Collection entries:
╔══

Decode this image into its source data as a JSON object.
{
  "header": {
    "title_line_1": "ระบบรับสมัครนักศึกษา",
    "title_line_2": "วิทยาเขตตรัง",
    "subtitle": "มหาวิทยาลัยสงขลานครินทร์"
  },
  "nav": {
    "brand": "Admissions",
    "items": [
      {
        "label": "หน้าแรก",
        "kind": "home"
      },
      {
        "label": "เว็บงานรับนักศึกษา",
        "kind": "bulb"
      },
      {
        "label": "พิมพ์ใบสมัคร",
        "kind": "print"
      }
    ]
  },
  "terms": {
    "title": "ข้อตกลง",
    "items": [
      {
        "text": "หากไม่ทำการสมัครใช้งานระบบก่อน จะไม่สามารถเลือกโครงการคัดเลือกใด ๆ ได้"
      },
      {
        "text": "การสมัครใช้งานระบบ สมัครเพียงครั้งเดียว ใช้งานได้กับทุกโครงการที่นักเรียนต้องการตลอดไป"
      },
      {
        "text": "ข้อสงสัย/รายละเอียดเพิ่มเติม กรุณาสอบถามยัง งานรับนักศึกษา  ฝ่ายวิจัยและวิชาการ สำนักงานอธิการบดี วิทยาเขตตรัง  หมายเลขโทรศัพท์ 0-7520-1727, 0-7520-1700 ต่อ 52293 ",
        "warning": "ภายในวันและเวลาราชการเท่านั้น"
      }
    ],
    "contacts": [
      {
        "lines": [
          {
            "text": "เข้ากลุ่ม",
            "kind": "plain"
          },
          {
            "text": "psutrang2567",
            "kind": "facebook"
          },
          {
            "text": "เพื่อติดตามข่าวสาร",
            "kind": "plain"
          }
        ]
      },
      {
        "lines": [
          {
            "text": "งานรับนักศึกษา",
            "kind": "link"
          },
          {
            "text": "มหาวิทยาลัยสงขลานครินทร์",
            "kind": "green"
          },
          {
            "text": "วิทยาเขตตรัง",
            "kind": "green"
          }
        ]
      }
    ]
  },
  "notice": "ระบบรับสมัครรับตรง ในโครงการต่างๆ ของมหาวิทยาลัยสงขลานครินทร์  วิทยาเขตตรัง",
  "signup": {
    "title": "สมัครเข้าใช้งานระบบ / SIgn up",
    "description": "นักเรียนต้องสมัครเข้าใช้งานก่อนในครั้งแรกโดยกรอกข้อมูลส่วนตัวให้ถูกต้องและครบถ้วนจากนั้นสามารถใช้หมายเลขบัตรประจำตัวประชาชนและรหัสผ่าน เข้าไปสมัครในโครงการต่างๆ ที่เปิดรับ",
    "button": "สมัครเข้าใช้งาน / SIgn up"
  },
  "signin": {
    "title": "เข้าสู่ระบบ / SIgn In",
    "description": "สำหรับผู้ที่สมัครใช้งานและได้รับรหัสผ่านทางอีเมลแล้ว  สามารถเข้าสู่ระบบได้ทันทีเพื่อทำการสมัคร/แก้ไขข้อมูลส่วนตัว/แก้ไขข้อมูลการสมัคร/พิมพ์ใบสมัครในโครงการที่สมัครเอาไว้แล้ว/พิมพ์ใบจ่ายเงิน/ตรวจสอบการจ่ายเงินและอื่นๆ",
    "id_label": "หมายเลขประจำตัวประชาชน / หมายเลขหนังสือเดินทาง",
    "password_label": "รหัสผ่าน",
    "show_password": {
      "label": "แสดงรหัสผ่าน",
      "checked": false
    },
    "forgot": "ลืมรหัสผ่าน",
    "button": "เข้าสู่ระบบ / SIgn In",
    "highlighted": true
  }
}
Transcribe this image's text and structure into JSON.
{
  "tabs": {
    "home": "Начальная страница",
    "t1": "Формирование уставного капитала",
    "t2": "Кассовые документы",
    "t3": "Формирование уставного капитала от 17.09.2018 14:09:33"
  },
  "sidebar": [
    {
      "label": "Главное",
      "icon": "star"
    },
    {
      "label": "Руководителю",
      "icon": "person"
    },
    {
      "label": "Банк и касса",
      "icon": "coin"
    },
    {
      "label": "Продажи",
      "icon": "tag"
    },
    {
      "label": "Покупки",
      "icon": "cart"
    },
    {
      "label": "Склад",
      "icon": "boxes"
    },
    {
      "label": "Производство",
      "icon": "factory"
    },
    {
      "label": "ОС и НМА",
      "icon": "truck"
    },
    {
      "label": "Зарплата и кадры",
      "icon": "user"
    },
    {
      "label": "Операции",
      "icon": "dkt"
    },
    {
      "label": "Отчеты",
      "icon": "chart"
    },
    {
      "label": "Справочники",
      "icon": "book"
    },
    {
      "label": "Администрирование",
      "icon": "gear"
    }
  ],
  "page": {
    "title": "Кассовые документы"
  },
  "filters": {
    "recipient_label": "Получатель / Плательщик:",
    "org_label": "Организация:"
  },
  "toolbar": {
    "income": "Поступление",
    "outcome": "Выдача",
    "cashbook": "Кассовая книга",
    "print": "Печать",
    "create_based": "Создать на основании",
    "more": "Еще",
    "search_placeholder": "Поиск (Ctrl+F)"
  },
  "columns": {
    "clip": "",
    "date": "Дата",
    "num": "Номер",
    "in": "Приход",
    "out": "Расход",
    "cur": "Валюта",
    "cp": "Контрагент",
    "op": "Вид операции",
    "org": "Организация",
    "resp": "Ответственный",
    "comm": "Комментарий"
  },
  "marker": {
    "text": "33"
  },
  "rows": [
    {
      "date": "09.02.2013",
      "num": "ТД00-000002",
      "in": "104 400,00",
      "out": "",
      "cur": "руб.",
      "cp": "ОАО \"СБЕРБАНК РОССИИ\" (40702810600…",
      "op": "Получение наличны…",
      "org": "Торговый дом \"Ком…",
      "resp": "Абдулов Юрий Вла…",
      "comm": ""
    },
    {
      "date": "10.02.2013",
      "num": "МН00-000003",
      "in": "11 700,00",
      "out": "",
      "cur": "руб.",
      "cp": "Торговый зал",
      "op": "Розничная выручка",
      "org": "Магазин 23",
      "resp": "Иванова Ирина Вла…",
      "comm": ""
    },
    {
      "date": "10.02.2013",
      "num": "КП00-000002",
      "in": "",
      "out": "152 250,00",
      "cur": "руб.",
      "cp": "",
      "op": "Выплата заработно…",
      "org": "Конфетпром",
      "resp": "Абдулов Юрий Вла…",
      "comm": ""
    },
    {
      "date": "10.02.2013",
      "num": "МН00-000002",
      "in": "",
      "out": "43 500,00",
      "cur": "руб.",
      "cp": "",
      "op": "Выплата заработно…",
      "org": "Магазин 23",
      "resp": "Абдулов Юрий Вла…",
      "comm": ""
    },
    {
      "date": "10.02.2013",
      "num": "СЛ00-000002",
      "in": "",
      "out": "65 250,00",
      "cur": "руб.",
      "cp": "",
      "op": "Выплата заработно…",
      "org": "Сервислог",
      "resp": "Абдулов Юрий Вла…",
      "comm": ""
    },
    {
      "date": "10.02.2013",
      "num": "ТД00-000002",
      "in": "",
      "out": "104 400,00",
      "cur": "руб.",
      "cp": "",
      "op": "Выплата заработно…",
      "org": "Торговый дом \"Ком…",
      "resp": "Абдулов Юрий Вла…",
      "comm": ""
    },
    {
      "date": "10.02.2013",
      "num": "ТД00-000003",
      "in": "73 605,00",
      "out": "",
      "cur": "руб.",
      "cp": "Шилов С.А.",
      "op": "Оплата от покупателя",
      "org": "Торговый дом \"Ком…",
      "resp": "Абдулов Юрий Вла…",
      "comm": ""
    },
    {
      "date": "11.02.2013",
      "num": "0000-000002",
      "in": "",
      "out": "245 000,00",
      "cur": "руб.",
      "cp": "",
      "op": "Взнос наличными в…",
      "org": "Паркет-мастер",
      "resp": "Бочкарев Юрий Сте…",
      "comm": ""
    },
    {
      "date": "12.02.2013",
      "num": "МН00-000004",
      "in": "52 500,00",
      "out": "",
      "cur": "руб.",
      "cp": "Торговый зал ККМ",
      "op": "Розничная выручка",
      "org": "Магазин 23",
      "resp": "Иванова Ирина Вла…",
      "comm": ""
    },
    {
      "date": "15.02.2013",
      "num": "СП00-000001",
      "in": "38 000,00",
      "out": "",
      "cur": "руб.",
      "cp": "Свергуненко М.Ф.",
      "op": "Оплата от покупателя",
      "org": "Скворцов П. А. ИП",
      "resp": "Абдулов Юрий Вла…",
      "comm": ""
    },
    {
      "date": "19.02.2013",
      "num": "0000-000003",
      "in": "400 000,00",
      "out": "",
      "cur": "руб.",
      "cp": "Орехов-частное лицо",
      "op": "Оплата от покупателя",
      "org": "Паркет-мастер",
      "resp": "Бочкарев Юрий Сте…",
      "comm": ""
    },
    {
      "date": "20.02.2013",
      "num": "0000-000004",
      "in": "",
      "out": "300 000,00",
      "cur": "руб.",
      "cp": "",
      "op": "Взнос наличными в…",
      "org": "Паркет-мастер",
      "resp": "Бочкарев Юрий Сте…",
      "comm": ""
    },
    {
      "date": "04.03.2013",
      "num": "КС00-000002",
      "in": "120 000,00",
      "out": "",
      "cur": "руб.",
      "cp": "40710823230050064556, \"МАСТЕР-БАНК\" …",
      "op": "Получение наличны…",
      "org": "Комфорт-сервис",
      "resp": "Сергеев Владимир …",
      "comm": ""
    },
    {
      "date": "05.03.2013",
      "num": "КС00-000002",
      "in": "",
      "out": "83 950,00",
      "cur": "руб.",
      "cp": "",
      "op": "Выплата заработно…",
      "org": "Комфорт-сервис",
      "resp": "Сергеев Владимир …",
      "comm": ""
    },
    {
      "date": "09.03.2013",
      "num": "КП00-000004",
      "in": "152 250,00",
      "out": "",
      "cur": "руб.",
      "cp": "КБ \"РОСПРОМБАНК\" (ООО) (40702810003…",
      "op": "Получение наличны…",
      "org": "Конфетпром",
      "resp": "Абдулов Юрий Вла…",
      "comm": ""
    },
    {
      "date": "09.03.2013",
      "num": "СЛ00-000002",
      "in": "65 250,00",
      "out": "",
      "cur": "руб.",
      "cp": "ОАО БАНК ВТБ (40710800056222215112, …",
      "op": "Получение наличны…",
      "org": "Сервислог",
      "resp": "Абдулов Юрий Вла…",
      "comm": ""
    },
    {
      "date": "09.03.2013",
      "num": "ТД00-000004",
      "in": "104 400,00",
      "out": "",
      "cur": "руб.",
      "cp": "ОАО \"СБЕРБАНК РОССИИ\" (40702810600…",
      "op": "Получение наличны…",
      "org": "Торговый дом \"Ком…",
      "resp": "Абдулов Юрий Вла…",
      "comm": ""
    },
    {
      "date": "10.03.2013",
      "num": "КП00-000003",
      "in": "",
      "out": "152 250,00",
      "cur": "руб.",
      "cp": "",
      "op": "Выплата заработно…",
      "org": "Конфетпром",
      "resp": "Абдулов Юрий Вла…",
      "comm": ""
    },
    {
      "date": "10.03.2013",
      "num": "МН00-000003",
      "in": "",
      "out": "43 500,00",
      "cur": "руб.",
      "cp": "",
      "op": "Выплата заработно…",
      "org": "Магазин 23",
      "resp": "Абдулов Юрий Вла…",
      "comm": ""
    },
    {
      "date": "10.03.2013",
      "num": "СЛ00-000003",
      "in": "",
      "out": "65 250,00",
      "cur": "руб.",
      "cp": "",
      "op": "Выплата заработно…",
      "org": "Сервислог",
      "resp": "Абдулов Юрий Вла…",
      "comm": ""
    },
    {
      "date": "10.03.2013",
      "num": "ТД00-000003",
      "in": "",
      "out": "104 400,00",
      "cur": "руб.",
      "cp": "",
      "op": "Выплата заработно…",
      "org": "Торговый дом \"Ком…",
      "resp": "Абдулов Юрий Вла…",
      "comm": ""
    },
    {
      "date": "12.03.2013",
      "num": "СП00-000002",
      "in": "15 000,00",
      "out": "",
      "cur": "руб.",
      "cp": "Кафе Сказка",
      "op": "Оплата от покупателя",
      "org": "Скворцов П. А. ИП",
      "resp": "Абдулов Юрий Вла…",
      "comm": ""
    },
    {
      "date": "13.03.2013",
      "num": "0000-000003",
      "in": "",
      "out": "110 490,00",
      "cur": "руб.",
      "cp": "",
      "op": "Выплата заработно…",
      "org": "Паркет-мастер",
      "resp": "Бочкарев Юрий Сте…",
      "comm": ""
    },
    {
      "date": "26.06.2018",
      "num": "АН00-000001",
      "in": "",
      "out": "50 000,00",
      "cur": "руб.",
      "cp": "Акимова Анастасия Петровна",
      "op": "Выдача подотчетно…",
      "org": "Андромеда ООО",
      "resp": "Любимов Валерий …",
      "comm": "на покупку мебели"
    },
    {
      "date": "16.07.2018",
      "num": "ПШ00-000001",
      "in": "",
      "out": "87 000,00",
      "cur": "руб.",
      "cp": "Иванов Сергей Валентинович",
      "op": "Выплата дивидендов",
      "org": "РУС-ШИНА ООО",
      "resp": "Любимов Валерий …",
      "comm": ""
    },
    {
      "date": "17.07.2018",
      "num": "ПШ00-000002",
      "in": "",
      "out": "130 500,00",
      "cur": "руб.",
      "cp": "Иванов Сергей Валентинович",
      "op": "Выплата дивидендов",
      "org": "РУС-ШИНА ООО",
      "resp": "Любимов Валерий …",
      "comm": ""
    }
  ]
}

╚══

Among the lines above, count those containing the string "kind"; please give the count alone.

9